They also have to be like the four-year old girl profiled in Clay Shirky’s book Cognitive Surplus who watched a DVD with her father.
In the middle of the movie, apropos of nothing, she jumped off the couch and ran around behind the screen. My friend thought she wanted to see if the people in the movie were really back there. But that wasn’t what she was up to. She started rooting around in the cables behind the screen. Her dad asked, “What you doing?” And she stuck her head out from behind the screen and said, “Looking for a mouse.”
Although many four year old kids use their fingers instead of mouses today—the lesson would be the same now, 5 years after Cognitive Surplus’s publication. Shirky concluded that four year olds, unhindered by thousands of annual hours of passively watching Gilligan’s Island and other inane TV shows (like many of us boomers did), know that “a screen without a mouse is missing something,” that is, the opportunity for them to participate online and make their own entertainment. As 21st century denizens, learners, and workers, we need to be like the curious four year old to want to use digital media that permit us to consume, and produce and share our work.
Which brings me to my last concern. One must have digital tools and ability to do the simplest things. Freelancers need up-to-date, robust digital technology because it enables them to see, hear, speak, record their reflections, project their perspective, share resources, research and organize resources on the hard drive and in the cloud, network for jobs and learning, and craft written communications, audio, and video productions. Lisa says: “In other words, you can’t freelance effectively in this connected world unless you have the latest equipment and know how. Old technology won’t cut it. Hanging onto your old tablet or laptop might save you a few dollars, but it will also limit your freelance capabilities (unless “technology wizard” is on your resume).”
Lisa included the WLS Digital Literacy graphic in her blog post last week to help distinguish between technology and digital literacy. This week, I ran across a discussion in Education Week on Choosing the Right Digital Learning Device. The article focuses on PreK-12 learners for whom school districts might supply learning devices. They considered various factors to select digital devices for use in the classroom. They believe that purpose should influence technology choice. Look at what first graders now do with technology. Remember, too, that learning is another word for working.

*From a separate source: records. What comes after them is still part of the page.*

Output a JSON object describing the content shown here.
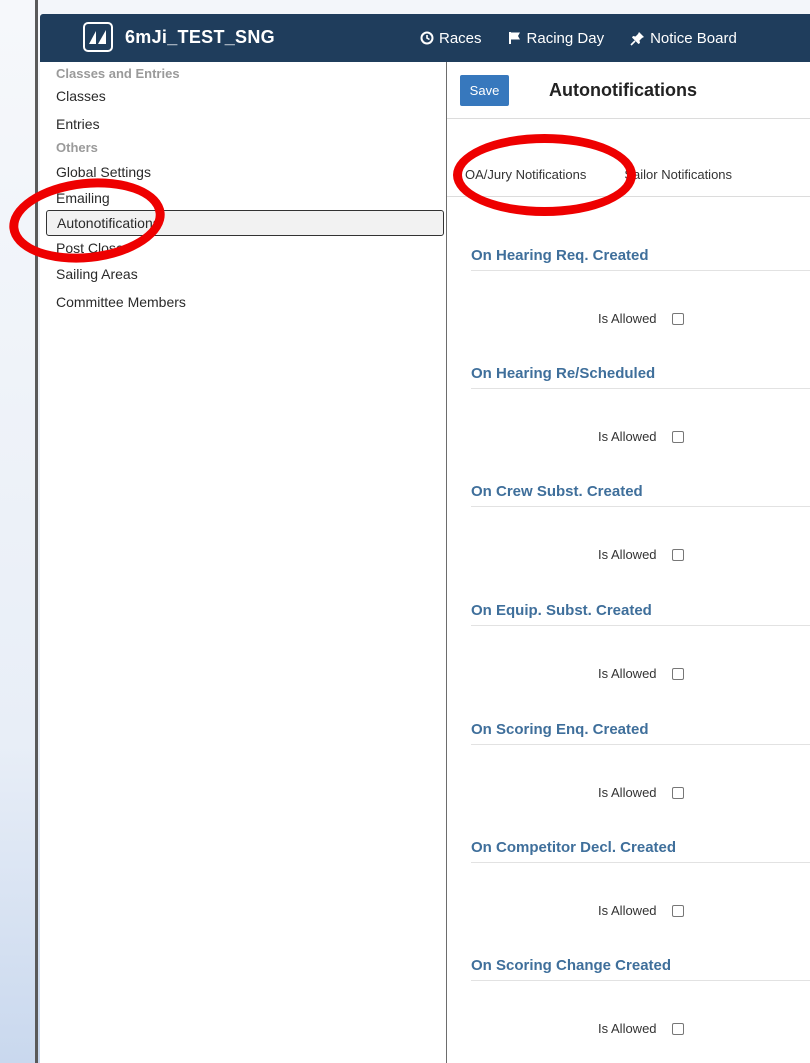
{
  "app": {
    "title": "6mJi_TEST_SNG",
    "nav": [
      {
        "label": "Races",
        "icon": "clock-icon"
      },
      {
        "label": "Racing Day",
        "icon": "flag-icon"
      },
      {
        "label": "Notice Board",
        "icon": "pin-icon"
      }
    ]
  },
  "sidebar": {
    "groups": [
      {
        "header": "Classes and Entries",
        "items": [
          "Classes",
          "Entries"
        ]
      },
      {
        "header": "Others",
        "items": [
          "Global Settings",
          "Emailing",
          "Autonotifications",
          "Post Close",
          "Sailing Areas",
          "Committee Members"
        ]
      }
    ],
    "active_item": "Autonotifications"
  },
  "main": {
    "save_label": "Save",
    "title": "Autonotifications",
    "tabs": [
      "OA/Jury Notifications",
      "Sailor Notifications"
    ],
    "active_tab": "OA/Jury Notifications",
    "sections": [
      {
        "title": "On Hearing Req. Created",
        "label": "Is Allowed",
        "checked": false
      },
      {
        "title": "On Hearing Re/Scheduled",
        "label": "Is Allowed",
        "checked": false
      },
      {
        "title": "On Crew Subst. Created",
        "label": "Is Allowed",
        "checked": false
      },
      {
        "title": "On Equip. Subst. Created",
        "label": "Is Allowed",
        "checked": false
      },
      {
        "title": "On Scoring Enq. Created",
        "label": "Is Allowed",
        "checked": false
      },
      {
        "title": "On Competitor Decl. Created",
        "label": "Is Allowed",
        "checked": false
      },
      {
        "title": "On Scoring Change Created",
        "label": "Is Allowed",
        "checked": false
      }
    ]
  },
  "colors": {
    "topbar": "#1f3d5c",
    "accent": "#3778bd",
    "section_title": "#3f6f9b",
    "annotation": "#ee0000"
  }
}
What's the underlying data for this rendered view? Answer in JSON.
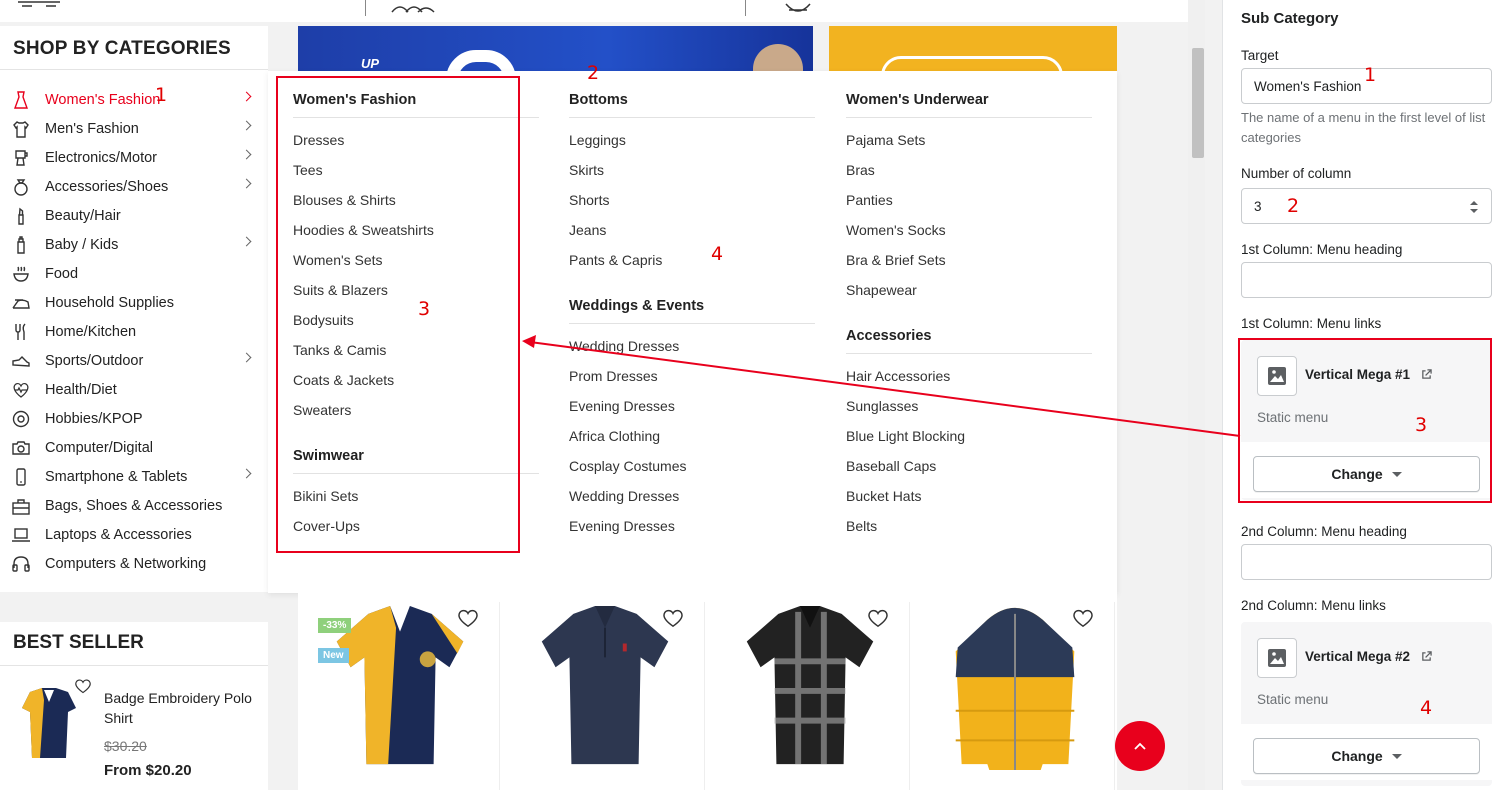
{
  "sidebar": {
    "title": "SHOP BY CATEGORIES",
    "items": [
      {
        "label": "Women's Fashion",
        "icon": "dress-icon",
        "chevron": true,
        "active": true
      },
      {
        "label": "Men's Fashion",
        "icon": "shirt-icon",
        "chevron": true
      },
      {
        "label": "Electronics/Motor",
        "icon": "blender-icon",
        "chevron": true
      },
      {
        "label": "Accessories/Shoes",
        "icon": "ring-icon",
        "chevron": true
      },
      {
        "label": "Beauty/Hair",
        "icon": "lipstick-icon",
        "chevron": false
      },
      {
        "label": "Baby / Kids",
        "icon": "baby-bottle-icon",
        "chevron": true
      },
      {
        "label": "Food",
        "icon": "bowl-icon",
        "chevron": false
      },
      {
        "label": "Household Supplies",
        "icon": "iron-icon",
        "chevron": false
      },
      {
        "label": "Home/Kitchen",
        "icon": "utensils-icon",
        "chevron": false
      },
      {
        "label": "Sports/Outdoor",
        "icon": "sneaker-icon",
        "chevron": true
      },
      {
        "label": "Health/Diet",
        "icon": "heartbeat-icon",
        "chevron": false
      },
      {
        "label": "Hobbies/KPOP",
        "icon": "disc-icon",
        "chevron": false
      },
      {
        "label": "Computer/Digital",
        "icon": "camera-icon",
        "chevron": false
      },
      {
        "label": "Smartphone & Tablets",
        "icon": "smartphone-icon",
        "chevron": true
      },
      {
        "label": "Bags, Shoes & Accessories",
        "icon": "bag-icon",
        "chevron": false
      },
      {
        "label": "Laptops & Accessories",
        "icon": "laptop-icon",
        "chevron": false
      },
      {
        "label": "Computers & Networking",
        "icon": "headphones-icon",
        "chevron": false
      }
    ]
  },
  "mega_menu": {
    "columns": [
      {
        "groups": [
          {
            "heading": "Women's Fashion",
            "links": [
              "Dresses",
              "Tees",
              "Blouses & Shirts",
              "Hoodies & Sweatshirts",
              "Women's Sets",
              "Suits & Blazers",
              "Bodysuits",
              "Tanks & Camis",
              "Coats & Jackets",
              "Sweaters"
            ]
          },
          {
            "heading": "Swimwear",
            "links": [
              "Bikini Sets",
              "Cover-Ups"
            ]
          }
        ]
      },
      {
        "groups": [
          {
            "heading": "Bottoms",
            "links": [
              "Leggings",
              "Skirts",
              "Shorts",
              "Jeans",
              "Pants & Capris"
            ]
          },
          {
            "heading": "Weddings & Events",
            "links": [
              "Wedding Dresses",
              "Prom Dresses",
              "Evening Dresses",
              "Africa Clothing",
              "Cosplay Costumes",
              "Wedding Dresses",
              "Evening Dresses"
            ]
          }
        ]
      },
      {
        "groups": [
          {
            "heading": "Women's Underwear",
            "links": [
              "Pajama Sets",
              "Bras",
              "Panties",
              "Women's Socks",
              "Bra & Brief Sets",
              "Shapewear"
            ]
          },
          {
            "heading": "Accessories",
            "links": [
              "Hair Accessories",
              "Sunglasses",
              "Blue Light Blocking",
              "Baseball Caps",
              "Bucket Hats",
              "Belts"
            ]
          }
        ]
      }
    ]
  },
  "banner": {
    "text": "UP"
  },
  "products": [
    {
      "image": "polo-shirt-navy-yellow",
      "badges": [
        "-33%",
        "New"
      ]
    },
    {
      "image": "polo-shirt-navy",
      "badges": []
    },
    {
      "image": "polo-shirt-plaid-black",
      "badges": []
    },
    {
      "image": "puffer-jacket-yellow-navy",
      "badges": []
    }
  ],
  "best_seller": {
    "title": "BEST SELLER",
    "item": {
      "name": "Badge Embroidery Polo Shirt",
      "old_price": "$30.20",
      "price": "From $20.20"
    }
  },
  "panel": {
    "section_title": "Sub Category",
    "target_label": "Target",
    "target_value": "Women's Fashion",
    "target_help": "The name of a menu in the first level of list categories",
    "columns_label": "Number of column",
    "columns_value": "3",
    "col1_heading_label": "1st Column: Menu heading",
    "col1_heading_value": "",
    "col1_links_label": "1st Column: Menu links",
    "col1_menu_title": "Vertical Mega #1",
    "col1_menu_sub": "Static menu",
    "col2_heading_label": "2nd Column: Menu heading",
    "col2_heading_value": "",
    "col2_links_label": "2nd Column: Menu links",
    "col2_menu_title": "Vertical Mega #2",
    "col2_menu_sub": "Static menu",
    "change_label": "Change"
  },
  "annotations": {
    "n1": "1",
    "n2": "2",
    "n3": "3",
    "n4": "4"
  },
  "colors": {
    "accent": "#e8001c",
    "annotation": "#e00000"
  }
}
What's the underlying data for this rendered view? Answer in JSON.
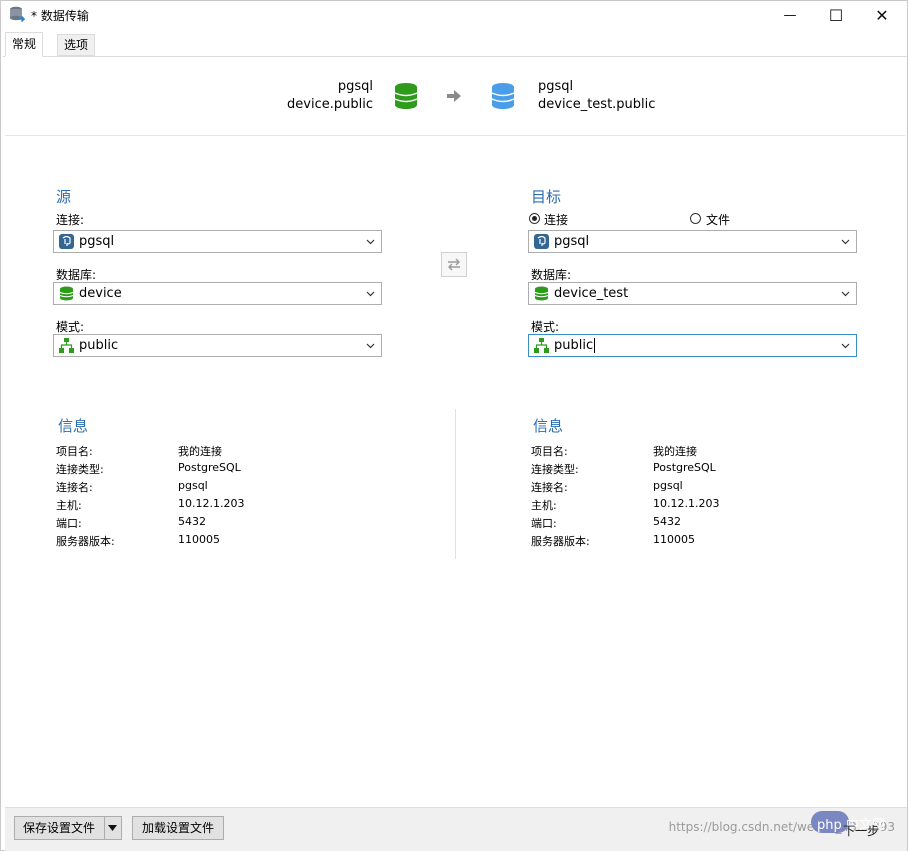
{
  "window": {
    "title": "* 数据传输",
    "minimize_glyph": "—",
    "maximize_glyph": "☐",
    "close_glyph": "✕"
  },
  "tabs": [
    {
      "label": "常规",
      "active": true
    },
    {
      "label": "选项",
      "active": false
    }
  ],
  "header": {
    "source_conn": "pgsql",
    "source_schema": "device.public",
    "target_conn": "pgsql",
    "target_schema": "device_test.public",
    "arrow_icon": "arrow-right-icon",
    "source_color": "#2e9b1d",
    "target_color": "#4a9de8"
  },
  "source": {
    "title": "源",
    "connection_label": "连接:",
    "connection_value": "pgsql",
    "database_label": "数据库:",
    "database_value": "device",
    "schema_label": "模式:",
    "schema_value": "public"
  },
  "target": {
    "title": "目标",
    "radio_connection": "连接",
    "radio_file": "文件",
    "selected_radio": "连接",
    "connection_value": "pgsql",
    "database_label": "数据库:",
    "database_value": "device_test",
    "schema_label": "模式:",
    "schema_value": "public"
  },
  "source_info": {
    "title": "信息",
    "rows": [
      {
        "key": "项目名:",
        "value": "我的连接"
      },
      {
        "key": "连接类型:",
        "value": "PostgreSQL"
      },
      {
        "key": "连接名:",
        "value": "pgsql"
      },
      {
        "key": "主机:",
        "value": "10.12.1.203"
      },
      {
        "key": "端口:",
        "value": "5432"
      },
      {
        "key": "服务器版本:",
        "value": "110005"
      }
    ]
  },
  "target_info": {
    "title": "信息",
    "rows": [
      {
        "key": "项目名:",
        "value": "我的连接"
      },
      {
        "key": "连接类型:",
        "value": "PostgreSQL"
      },
      {
        "key": "连接名:",
        "value": "pgsql"
      },
      {
        "key": "主机:",
        "value": "10.12.1.203"
      },
      {
        "key": "端口:",
        "value": "5432"
      },
      {
        "key": "服务器版本:",
        "value": "110005"
      }
    ]
  },
  "footer": {
    "save_label": "保存设置文件",
    "load_label": "加载设置文件",
    "next_label": "下一步",
    "watermark": "https://blog.csdn.net/weixin_43....393",
    "php_badge": "php 中文网"
  }
}
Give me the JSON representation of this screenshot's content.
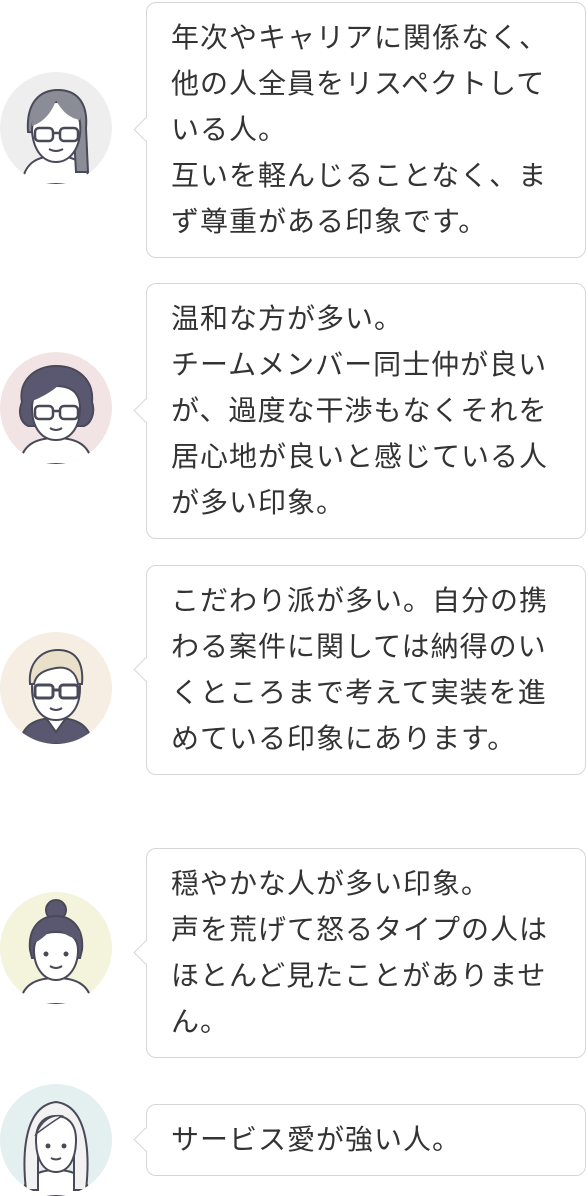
{
  "testimonials": [
    {
      "text": "年次やキャリアに関係なく、他の人全員をリスペクトしている人。\n互いを軽んじることなく、まず尊重がある印象です。",
      "avatar": {
        "bg": "#efeeee",
        "icon": "woman-glasses-long-hair-icon"
      }
    },
    {
      "text": "温和な方が多い。\nチームメンバー同士仲が良いが、過度な干渉もなくそれを居心地が良いと感じている人が多い印象。",
      "avatar": {
        "bg": "#f2e4e4",
        "icon": "woman-glasses-curly-hair-icon"
      }
    },
    {
      "text": "こだわり派が多い。自分の携わる案件に関しては納得のいくところまで考えて実装を進めている印象にあります。",
      "avatar": {
        "bg": "#f6eee3",
        "icon": "man-glasses-icon"
      }
    },
    {
      "text": "穏やかな人が多い印象。\n声を荒げて怒るタイプの人はほとんど見たことがありません。",
      "avatar": {
        "bg": "#f4f3dc",
        "icon": "woman-bun-hair-icon"
      }
    },
    {
      "text": "サービス愛が強い人。",
      "avatar": {
        "bg": "#e4efef",
        "icon": "woman-long-hair-icon"
      }
    }
  ]
}
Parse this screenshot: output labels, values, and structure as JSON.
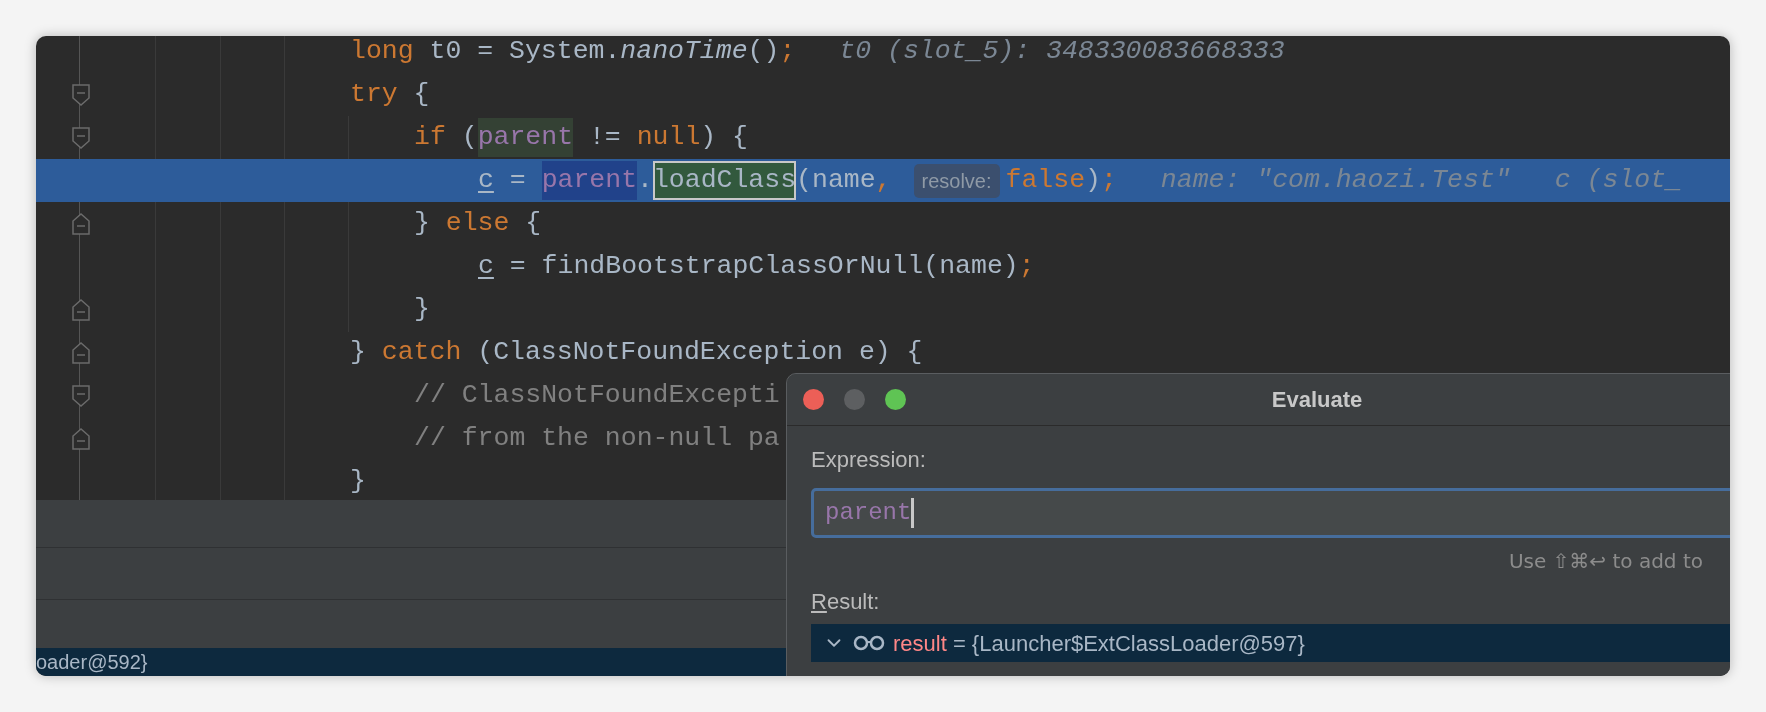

As self-directed adult learners, and as freelancers, we face BYOD—Bring Your Own Device—and application choices, too. Writing a report with graphics, sharing resources, and collaborating in web conferencing environments, as well as convening online sessions and discussions, will require a more powerful device than a tablet. It doesn’t have to cost much more than a good tablet though. Matching the right technology to the right purpose is important to do well. WikiHow offers a few tips for choosing computer technology as does Digital Trends for selecting a tablet. They both start with the question: What do you need to do with it?
What are you using to access the internet and the possibilities that it opens up for you? How is it meeting your needs? What do you consider when switching to newer internet-connected devices? How might freelancing put more technical demands on the equipment you use?
Featured image of internet-connected devices from FirmBee at Pixabay